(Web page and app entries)
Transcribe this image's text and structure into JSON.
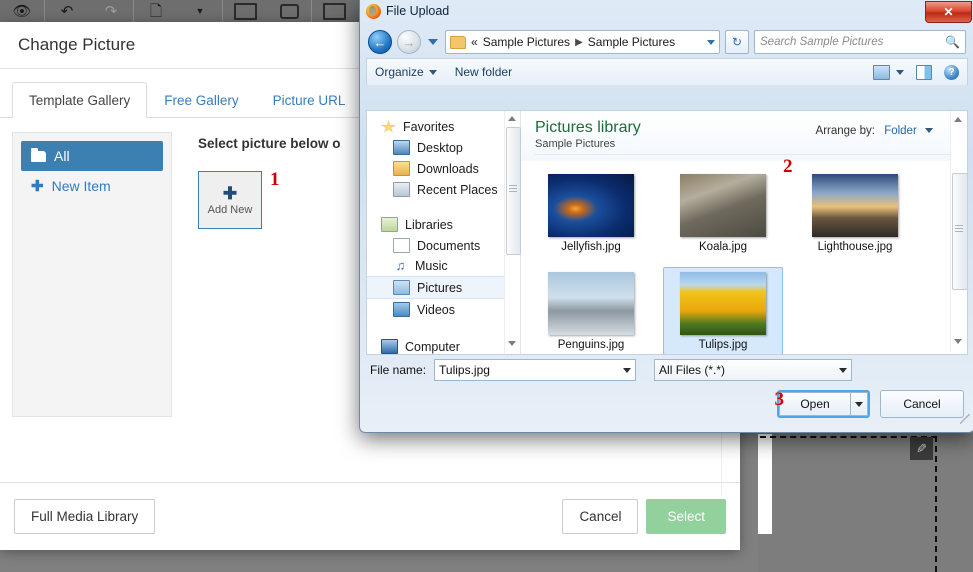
{
  "app": {
    "toolbar_icons": [
      "eye-icon",
      "undo-icon",
      "redo-icon",
      "page-icon",
      "rect-icon",
      "rounded-rect-icon",
      "box-icon"
    ],
    "canvas_tool": "pencil-icon"
  },
  "change_picture": {
    "title": "Change Picture",
    "tabs": [
      {
        "label": "Template Gallery",
        "active": true
      },
      {
        "label": "Free Gallery",
        "active": false
      },
      {
        "label": "Picture URL",
        "active": false
      }
    ],
    "sidebar": [
      {
        "label": "All",
        "icon": "folder-icon",
        "selected": true
      },
      {
        "label": "New Item",
        "icon": "plus-icon",
        "selected": false
      }
    ],
    "instruction": "Select picture below o",
    "add_new": {
      "label": "Add New",
      "icon": "plus-icon"
    },
    "markers": {
      "one": "1",
      "two": "2",
      "three": "3"
    },
    "footer": {
      "full_media_library": "Full Media Library",
      "cancel": "Cancel",
      "select": "Select"
    },
    "accent_color": "#3c7fb1",
    "select_color": "#92d19b"
  },
  "file_upload": {
    "title": "File Upload",
    "app_icon": "firefox-icon",
    "close_label": "✕",
    "nav": {
      "back_icon": "back-arrow-icon",
      "forward_icon": "forward-arrow-icon",
      "recent_icon": "chevron-down-icon",
      "breadcrumb_prefix": "«",
      "breadcrumbs": [
        "Sample Pictures",
        "Sample Pictures"
      ],
      "refresh_icon": "refresh-icon",
      "search_placeholder": "Search Sample Pictures",
      "search_icon": "search-icon"
    },
    "toolbar": {
      "organize": "Organize",
      "new_folder": "New folder",
      "view_icon": "view-layout-icon",
      "view_caret_icon": "chevron-down-icon",
      "preview_pane_icon": "preview-pane-icon",
      "help_icon": "help-icon"
    },
    "navigation_pane": [
      {
        "label": "Favorites",
        "icon": "star-icon",
        "level": 0
      },
      {
        "label": "Desktop",
        "icon": "desktop-icon",
        "level": 1
      },
      {
        "label": "Downloads",
        "icon": "downloads-icon",
        "level": 1
      },
      {
        "label": "Recent Places",
        "icon": "recent-places-icon",
        "level": 1
      },
      {
        "label": "Libraries",
        "icon": "libraries-icon",
        "level": 0
      },
      {
        "label": "Documents",
        "icon": "documents-icon",
        "level": 1
      },
      {
        "label": "Music",
        "icon": "music-icon",
        "level": 1
      },
      {
        "label": "Pictures",
        "icon": "pictures-icon",
        "level": 1,
        "selected": true
      },
      {
        "label": "Videos",
        "icon": "videos-icon",
        "level": 1
      },
      {
        "label": "Computer",
        "icon": "computer-icon",
        "level": 0
      }
    ],
    "library": {
      "title": "Pictures library",
      "subtitle": "Sample Pictures",
      "arrange_label": "Arrange by:",
      "arrange_value": "Folder"
    },
    "files": [
      {
        "name": "Jellyfish.jpg",
        "thumb": "img-jellyfish",
        "selected": false
      },
      {
        "name": "Koala.jpg",
        "thumb": "img-koala",
        "selected": false
      },
      {
        "name": "Lighthouse.jpg",
        "thumb": "img-lighthouse",
        "selected": false
      },
      {
        "name": "Penguins.jpg",
        "thumb": "img-penguins",
        "selected": false
      },
      {
        "name": "Tulips.jpg",
        "thumb": "img-tulips",
        "selected": true
      }
    ],
    "bottom": {
      "file_name_label": "File name:",
      "file_name_value": "Tulips.jpg",
      "file_type_value": "All Files (*.*)",
      "open_label": "Open",
      "cancel_label": "Cancel"
    }
  }
}
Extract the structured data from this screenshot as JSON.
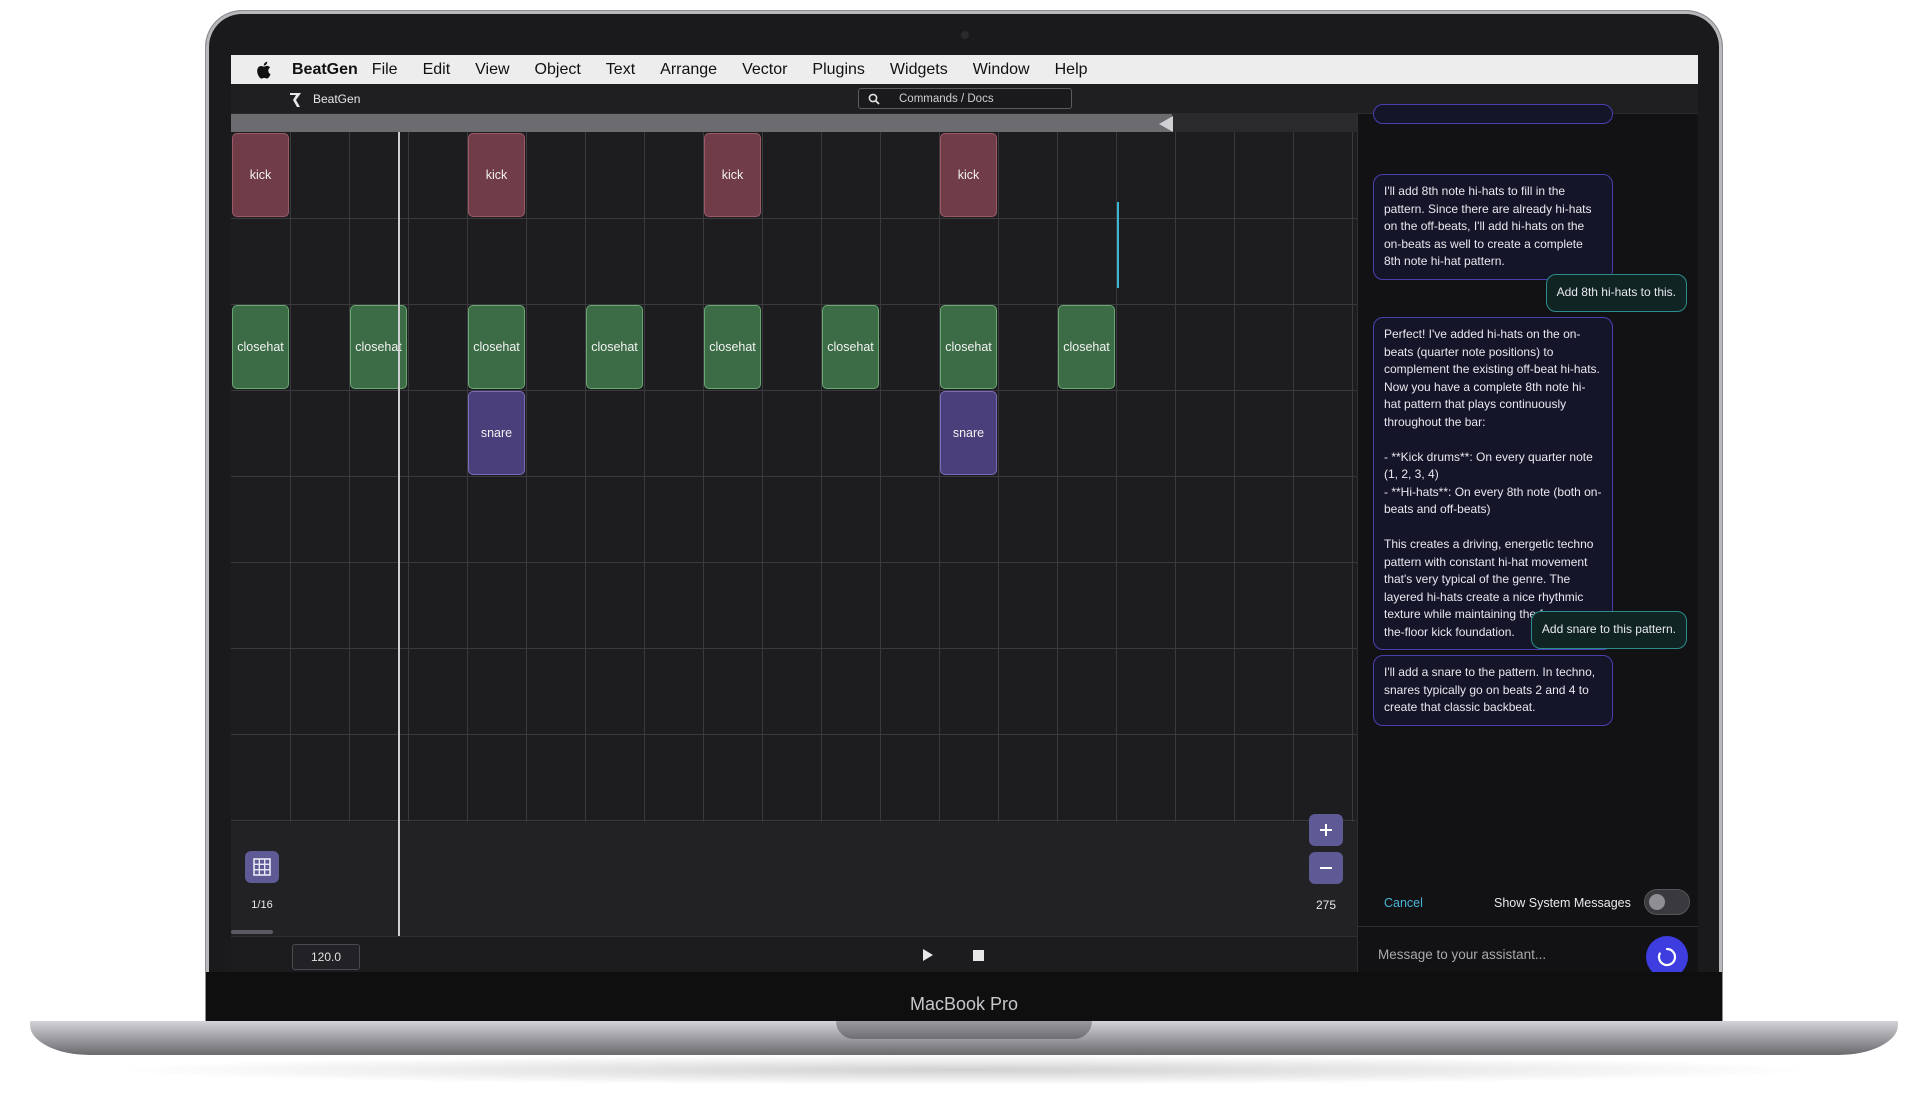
{
  "device": {
    "label": "MacBook Pro"
  },
  "menubar": {
    "app_name": "BeatGen",
    "items": [
      "File",
      "Edit",
      "View",
      "Object",
      "Text",
      "Arrange",
      "Vector",
      "Plugins",
      "Widgets",
      "Window",
      "Help"
    ]
  },
  "titlebar": {
    "app_title": "BeatGen",
    "search_placeholder": "Commands / Docs"
  },
  "sequencer": {
    "notes": [
      {
        "name": "kick",
        "row": 0,
        "step": 0
      },
      {
        "name": "kick",
        "row": 0,
        "step": 4
      },
      {
        "name": "kick",
        "row": 0,
        "step": 8
      },
      {
        "name": "kick",
        "row": 0,
        "step": 12
      },
      {
        "name": "closehat",
        "row": 2,
        "step": 0
      },
      {
        "name": "closehat",
        "row": 2,
        "step": 2
      },
      {
        "name": "closehat",
        "row": 2,
        "step": 4
      },
      {
        "name": "closehat",
        "row": 2,
        "step": 6
      },
      {
        "name": "closehat",
        "row": 2,
        "step": 8
      },
      {
        "name": "closehat",
        "row": 2,
        "step": 10
      },
      {
        "name": "closehat",
        "row": 2,
        "step": 12
      },
      {
        "name": "closehat",
        "row": 2,
        "step": 14
      },
      {
        "name": "snare",
        "row": 3,
        "step": 4
      },
      {
        "name": "snare",
        "row": 3,
        "step": 12
      }
    ],
    "quantize": "1/16",
    "zoom": "275",
    "tempo": "120.0"
  },
  "chat": {
    "messages": [
      {
        "role": "assistant",
        "text": "I'll add 8th note hi-hats to fill in the pattern. Since there are already hi-hats on the off-beats, I'll add hi-hats on the on-beats as well to create a complete 8th note hi-hat pattern."
      },
      {
        "role": "user",
        "text": "Add 8th hi-hats to this."
      },
      {
        "role": "assistant",
        "text": "Perfect! I've added hi-hats on the on-beats (quarter note positions) to complement the existing off-beat hi-hats. Now you have a complete 8th note hi-hat pattern that plays continuously throughout the bar:\n\n- **Kick drums**: On every quarter note (1, 2, 3, 4)\n- **Hi-hats**: On every 8th note (both on-beats and off-beats)\n\nThis creates a driving, energetic techno pattern with constant hi-hat movement that's very typical of the genre. The layered hi-hats create a nice rhythmic texture while maintaining the four-on-the-floor kick foundation."
      },
      {
        "role": "user",
        "text": "Add snare to this pattern."
      },
      {
        "role": "assistant",
        "text": "I'll add a snare to the pattern. In techno, snares typically go on beats 2 and 4 to create that classic backbeat."
      }
    ],
    "cancel_label": "Cancel",
    "system_messages_label": "Show System Messages",
    "system_messages_on": false,
    "input_placeholder": "Message to your assistant..."
  },
  "colors": {
    "kick": "#703c48",
    "closehat": "#3c6c46",
    "snare": "#4a3f7a",
    "accent": "#3d3de0",
    "link": "#4bb3d8"
  }
}
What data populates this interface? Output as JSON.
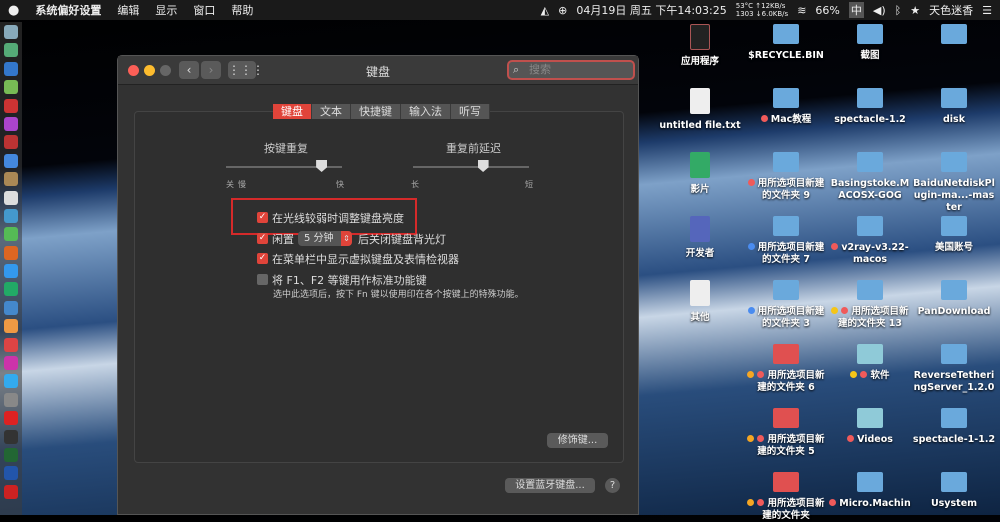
{
  "menubar": {
    "apple": "",
    "app": "系统偏好设置",
    "items": [
      "编辑",
      "显示",
      "窗口",
      "帮助"
    ],
    "status": {
      "datetime": "04月19日 周五 下午14:03:25",
      "temp": "53°C",
      "cpu": "1303",
      "net_up": "↑12KB/s",
      "net_down": "↓6.0KB/s",
      "battery": "66%",
      "input": "中",
      "user": "天色迷香"
    }
  },
  "window": {
    "title": "键盘",
    "search_placeholder": "搜索",
    "back": "‹",
    "forward": "›",
    "tabs": [
      "键盘",
      "文本",
      "快捷键",
      "输入法",
      "听写"
    ],
    "active_tab": 0,
    "key_repeat": {
      "label": "按键重复",
      "left1": "关",
      "left2": "慢",
      "right": "快",
      "value": 0.82
    },
    "delay": {
      "label": "重复前延迟",
      "left": "长",
      "right": "短",
      "value": 0.6
    },
    "options": [
      {
        "label": "在光线较弱时调整键盘亮度",
        "checked": true
      },
      {
        "label_pre": "闲置",
        "select": "5 分钟",
        "label_post": "后关闭键盘背光灯",
        "checked": true
      },
      {
        "label": "在菜单栏中显示虚拟键盘及表情检视器",
        "checked": true
      },
      {
        "label": "将 F1、F2 等键用作标准功能键",
        "checked": false,
        "note": "选中此选项后，按下 Fn 键以使用印在各个按键上的特殊功能。"
      }
    ],
    "modifier_btn": "修饰键...",
    "bluetooth_btn": "设置蓝牙键盘...",
    "help": "?",
    "check": "✓"
  },
  "desktop": [
    [
      "应用程序",
      "$RECYCLE.BIN",
      "截图",
      ""
    ],
    [
      "untitled file.txt",
      "Mac教程",
      "spectacle-1.2",
      "disk"
    ],
    [
      "影片",
      "用所选项目新建的文件夹 9",
      "Basingstoke.MACOSX-GOG",
      "BaiduNetdiskPlugin-ma...-master"
    ],
    [
      "开发者",
      "用所选项目新建的文件夹 7",
      "v2ray-v3.22-macos",
      "美国账号"
    ],
    [
      "其他",
      "用所选项目新建的文件夹 3",
      "用所选项目新建的文件夹 13",
      "PanDownload"
    ],
    [
      "",
      "用所选项目新建的文件夹 6",
      "软件",
      "ReverseTetheringServer_1.2.0"
    ],
    [
      "",
      "用所选项目新建的文件夹 5",
      "Videos",
      "spectacle-1-1.2"
    ],
    [
      "",
      "用所选项目新建的文件夹",
      "Micro.Machin",
      "Usystem"
    ]
  ]
}
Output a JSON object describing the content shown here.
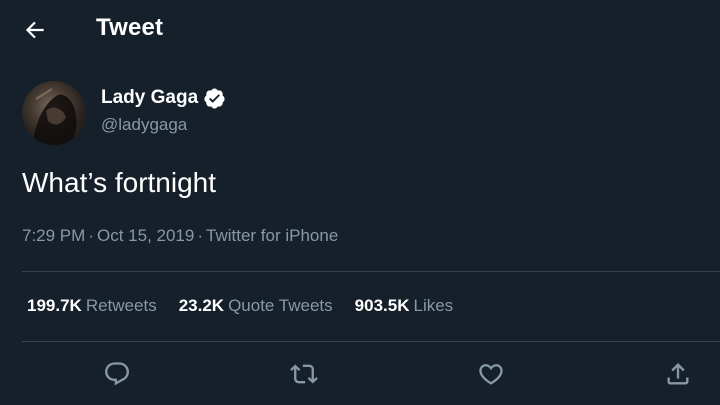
{
  "header": {
    "title": "Tweet",
    "back_icon": "arrow-left-icon"
  },
  "author": {
    "name": "Lady Gaga",
    "handle": "@ladygaga",
    "verified": true
  },
  "tweet": {
    "text": "What’s fortnight"
  },
  "meta": {
    "time": "7:29 PM",
    "separator": "·",
    "date": "Oct 15, 2019",
    "source": "Twitter for iPhone"
  },
  "stats": [
    {
      "value": "199.7K",
      "label": "Retweets"
    },
    {
      "value": "23.2K",
      "label": "Quote Tweets"
    },
    {
      "value": "903.5K",
      "label": "Likes"
    }
  ],
  "actions": [
    "reply-icon",
    "retweet-icon",
    "like-icon",
    "share-icon"
  ],
  "colors": {
    "background": "#15202b",
    "text": "#ffffff",
    "secondary": "#8899a6",
    "divider": "#38444d"
  }
}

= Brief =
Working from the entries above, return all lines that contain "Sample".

= Result of the task =
        "Sample Pictures",
        "Sample Pictures"
      "search_placeholder": "Search Sample Pictures",
      "subtitle": "Sample Pictures",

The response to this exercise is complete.